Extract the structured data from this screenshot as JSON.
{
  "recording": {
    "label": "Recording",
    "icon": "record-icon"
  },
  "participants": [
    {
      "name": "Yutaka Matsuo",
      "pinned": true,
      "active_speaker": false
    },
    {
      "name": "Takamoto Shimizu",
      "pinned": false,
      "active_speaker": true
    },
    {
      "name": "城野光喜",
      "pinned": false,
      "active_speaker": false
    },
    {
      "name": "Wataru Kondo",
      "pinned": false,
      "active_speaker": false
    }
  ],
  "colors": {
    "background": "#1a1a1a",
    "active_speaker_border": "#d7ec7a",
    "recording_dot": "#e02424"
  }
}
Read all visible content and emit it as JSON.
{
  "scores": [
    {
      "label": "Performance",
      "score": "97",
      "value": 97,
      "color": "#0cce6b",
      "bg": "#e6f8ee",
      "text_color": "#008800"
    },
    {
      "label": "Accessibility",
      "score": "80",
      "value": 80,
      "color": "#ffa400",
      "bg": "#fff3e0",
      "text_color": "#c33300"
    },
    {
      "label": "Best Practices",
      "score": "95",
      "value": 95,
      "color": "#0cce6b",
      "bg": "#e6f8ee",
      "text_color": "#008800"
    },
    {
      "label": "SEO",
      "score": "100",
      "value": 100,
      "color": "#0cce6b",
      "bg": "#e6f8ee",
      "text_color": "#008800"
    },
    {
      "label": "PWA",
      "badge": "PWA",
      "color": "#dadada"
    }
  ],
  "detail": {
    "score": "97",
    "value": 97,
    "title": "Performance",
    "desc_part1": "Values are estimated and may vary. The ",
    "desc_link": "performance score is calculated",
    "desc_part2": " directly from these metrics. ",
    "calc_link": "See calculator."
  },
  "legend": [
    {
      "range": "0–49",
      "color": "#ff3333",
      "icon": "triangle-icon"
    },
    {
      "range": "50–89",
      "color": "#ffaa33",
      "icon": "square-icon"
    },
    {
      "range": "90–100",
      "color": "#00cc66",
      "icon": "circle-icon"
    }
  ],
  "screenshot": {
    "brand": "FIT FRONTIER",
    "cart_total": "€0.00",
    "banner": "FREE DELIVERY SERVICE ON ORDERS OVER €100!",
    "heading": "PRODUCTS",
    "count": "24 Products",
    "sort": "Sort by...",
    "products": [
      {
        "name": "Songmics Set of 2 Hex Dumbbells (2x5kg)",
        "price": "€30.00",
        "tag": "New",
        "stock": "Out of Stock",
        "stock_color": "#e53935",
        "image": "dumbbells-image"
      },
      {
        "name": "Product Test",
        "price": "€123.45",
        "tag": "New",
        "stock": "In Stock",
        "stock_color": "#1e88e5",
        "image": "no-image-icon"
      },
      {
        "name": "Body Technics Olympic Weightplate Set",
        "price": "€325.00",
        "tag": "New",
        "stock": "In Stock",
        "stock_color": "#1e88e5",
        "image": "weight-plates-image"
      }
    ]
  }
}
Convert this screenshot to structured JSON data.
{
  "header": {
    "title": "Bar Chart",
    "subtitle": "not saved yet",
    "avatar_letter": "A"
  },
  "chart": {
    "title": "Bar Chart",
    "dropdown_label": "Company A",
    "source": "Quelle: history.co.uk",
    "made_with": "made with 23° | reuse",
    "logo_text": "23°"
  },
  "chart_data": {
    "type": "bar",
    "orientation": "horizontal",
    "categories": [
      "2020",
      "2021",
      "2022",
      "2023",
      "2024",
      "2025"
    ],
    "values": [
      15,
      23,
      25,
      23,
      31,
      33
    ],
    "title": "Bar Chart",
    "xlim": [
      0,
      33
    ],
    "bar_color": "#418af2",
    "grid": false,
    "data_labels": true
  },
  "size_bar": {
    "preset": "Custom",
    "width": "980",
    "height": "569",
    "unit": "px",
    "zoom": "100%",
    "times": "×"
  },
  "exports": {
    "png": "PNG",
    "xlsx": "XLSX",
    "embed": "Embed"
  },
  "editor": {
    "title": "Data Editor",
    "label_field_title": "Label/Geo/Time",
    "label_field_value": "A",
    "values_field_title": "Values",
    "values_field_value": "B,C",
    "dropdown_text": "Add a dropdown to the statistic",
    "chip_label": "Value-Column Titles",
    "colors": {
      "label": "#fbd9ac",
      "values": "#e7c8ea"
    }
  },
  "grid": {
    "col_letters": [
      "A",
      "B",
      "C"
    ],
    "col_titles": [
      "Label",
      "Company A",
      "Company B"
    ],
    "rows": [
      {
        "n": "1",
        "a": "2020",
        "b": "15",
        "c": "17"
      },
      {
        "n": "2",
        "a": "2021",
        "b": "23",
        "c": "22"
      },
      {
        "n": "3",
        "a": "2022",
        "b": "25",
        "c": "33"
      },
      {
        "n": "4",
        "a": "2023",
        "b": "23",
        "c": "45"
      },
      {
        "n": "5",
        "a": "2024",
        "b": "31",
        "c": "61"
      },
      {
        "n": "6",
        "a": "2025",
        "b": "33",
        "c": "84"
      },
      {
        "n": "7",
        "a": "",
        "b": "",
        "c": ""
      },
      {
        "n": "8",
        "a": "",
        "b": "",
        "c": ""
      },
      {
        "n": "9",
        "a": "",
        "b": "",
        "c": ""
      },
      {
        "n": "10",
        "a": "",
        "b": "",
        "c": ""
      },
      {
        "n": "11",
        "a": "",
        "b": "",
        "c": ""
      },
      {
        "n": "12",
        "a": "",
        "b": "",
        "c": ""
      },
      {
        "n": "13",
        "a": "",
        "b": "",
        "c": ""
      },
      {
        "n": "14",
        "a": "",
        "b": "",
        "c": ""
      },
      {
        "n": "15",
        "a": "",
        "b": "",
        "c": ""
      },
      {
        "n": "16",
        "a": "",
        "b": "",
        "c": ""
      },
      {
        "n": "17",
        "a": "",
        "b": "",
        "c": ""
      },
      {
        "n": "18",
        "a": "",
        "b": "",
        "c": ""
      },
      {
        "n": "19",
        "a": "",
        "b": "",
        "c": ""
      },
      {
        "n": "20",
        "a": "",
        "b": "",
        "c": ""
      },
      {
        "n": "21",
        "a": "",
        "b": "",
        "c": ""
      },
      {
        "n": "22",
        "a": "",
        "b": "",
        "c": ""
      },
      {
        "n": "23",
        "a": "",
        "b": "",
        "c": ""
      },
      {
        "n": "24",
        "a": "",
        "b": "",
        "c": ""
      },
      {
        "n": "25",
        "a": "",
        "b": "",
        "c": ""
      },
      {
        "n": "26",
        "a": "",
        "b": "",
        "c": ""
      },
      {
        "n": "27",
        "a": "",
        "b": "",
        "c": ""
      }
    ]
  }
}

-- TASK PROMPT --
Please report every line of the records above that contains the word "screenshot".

-- ANSWER TO THE PROBLEM --
Extract the structured data from this screenshot as JSON.
  "screenshot": {
Convert this screenshot to structured JSON data.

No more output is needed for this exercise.